The reason that Kameleon 2.0 was never released was due to the difficulties that were being caused by the system-file-replacement system that we had started with as a base. Replacing system files is a permanently flawed system, and continues to show its problems as operating systems migrate to more code/vector-based interface systems. For instance, the entire HUD system that the system uses is drawn entirely based on code, thus replacing system files will never be able to theme those windows. After trying to find small workarounds for the existing file replacement system, and failing, gnome and I decided it simply wasn’t worth the time to continue working on a system that was so fundamentally flawed. We (and by we, I mean mostly gnome) began work on what was jokingly called the Kaped Krusader, which was, and still is, a barebones APE module which can, as I said before, edit the last two un-themeable elements.

It is also worth noting that in Snow Leopard, it is widely accepted that the base interface will be migrating from the intermediary ArtFile system, over to the fully vector-based system. The vector UI system is actually quite genius, and provides an excellent way of theming. UI elements are drawn based on “recipes” which tell the framework how to draw the control. If some amazing programmer could create a program that allowed designers to create a raster-based button, and then generate a recipe that would be compatible with CoreUI, that developer would have found the key to the continued theming of the operating system. But being able to decode the 10.6 versions of the artfiles really doesn’t matter, especially considering how simple is was to decode the Leopard artfiles. Don’t tell me it wasn’t, gnome wrote his own artfile decoder in about a week. ;)

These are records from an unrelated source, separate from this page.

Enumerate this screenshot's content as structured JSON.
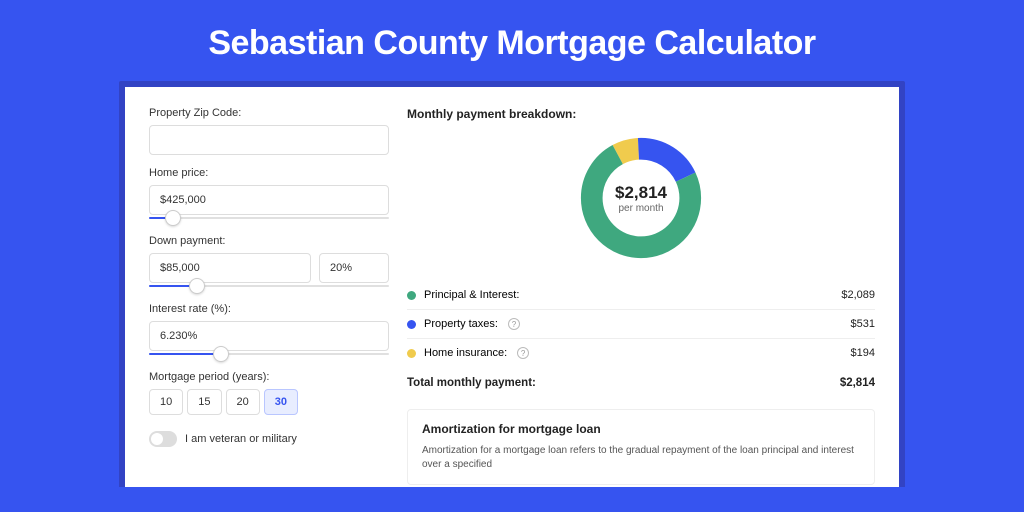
{
  "title": "Sebastian County Mortgage Calculator",
  "colors": {
    "principal": "#3fa87f",
    "taxes": "#3654f0",
    "insurance": "#f0cb4d"
  },
  "form": {
    "zip": {
      "label": "Property Zip Code:",
      "value": ""
    },
    "price": {
      "label": "Home price:",
      "value": "$425,000",
      "slider_pct": 10
    },
    "down": {
      "label": "Down payment:",
      "amount": "$85,000",
      "percent": "20%",
      "slider_pct": 20
    },
    "rate": {
      "label": "Interest rate (%):",
      "value": "6.230%",
      "slider_pct": 30
    },
    "period": {
      "label": "Mortgage period (years):",
      "options": [
        "10",
        "15",
        "20",
        "30"
      ],
      "selected": "30"
    },
    "veteran": {
      "label": "I am veteran or military",
      "on": false
    }
  },
  "breakdown": {
    "title": "Monthly payment breakdown:",
    "center_amount": "$2,814",
    "center_per": "per month",
    "items": [
      {
        "key": "principal",
        "label": "Principal & Interest:",
        "value": "$2,089",
        "info": false,
        "color": "#3fa87f",
        "pct": 74
      },
      {
        "key": "taxes",
        "label": "Property taxes:",
        "value": "$531",
        "info": true,
        "color": "#3654f0",
        "pct": 19
      },
      {
        "key": "insurance",
        "label": "Home insurance:",
        "value": "$194",
        "info": true,
        "color": "#f0cb4d",
        "pct": 7
      }
    ],
    "total_label": "Total monthly payment:",
    "total_value": "$2,814"
  },
  "amortization": {
    "title": "Amortization for mortgage loan",
    "text": "Amortization for a mortgage loan refers to the gradual repayment of the loan principal and interest over a specified"
  },
  "chart_data": {
    "type": "pie",
    "title": "Monthly payment breakdown",
    "categories": [
      "Principal & Interest",
      "Property taxes",
      "Home insurance"
    ],
    "values": [
      2089,
      531,
      194
    ],
    "total": 2814,
    "unit": "USD/month"
  }
}
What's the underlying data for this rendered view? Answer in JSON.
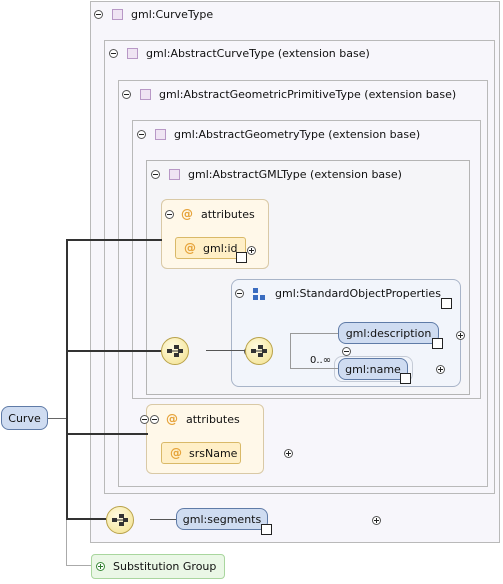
{
  "root": {
    "label": "Curve"
  },
  "types": {
    "curve": "gml:CurveType",
    "abstract_curve": "gml:AbstractCurveType (extension base)",
    "abstract_primitive": "gml:AbstractGeometricPrimitiveType (extension base)",
    "abstract_geometry": "gml:AbstractGeometryType (extension base)",
    "abstract_gml": "gml:AbstractGMLType (extension base)"
  },
  "attribute_groups": [
    {
      "title": "attributes",
      "attribute": "gml:id"
    },
    {
      "title": "attributes",
      "attribute": "srsName"
    }
  ],
  "standard_properties": {
    "title": "gml:StandardObjectProperties",
    "elements": [
      {
        "label": "gml:description"
      },
      {
        "label": "gml:name",
        "cardinality": "0..∞"
      }
    ]
  },
  "segments": {
    "label": "gml:segments"
  },
  "substitution": {
    "label": "Substitution Group"
  },
  "colors": {
    "element_fill": "#cfdcf1",
    "attribute_fill": "#fff8e9",
    "sequence_fill": "#f2e08c",
    "substitution_fill": "#eaf7e6"
  }
}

I am still trying to find a way to move away from our dependence on Unsanity: not that I don’t greatly admire their products. They continue to surprise me with the quality of their work. Their issue is timing. They are finally releasing working copies of their software, right before the next huge OS upgrade. It is impossible to write an app that depends on something so very inconsistent. I’ve been considering using Infinite Labs' PlugSuit system for injection: but again, it is based off of mach_inject which will still break in snow leopard.

There we go. Feels good to clear some of that up.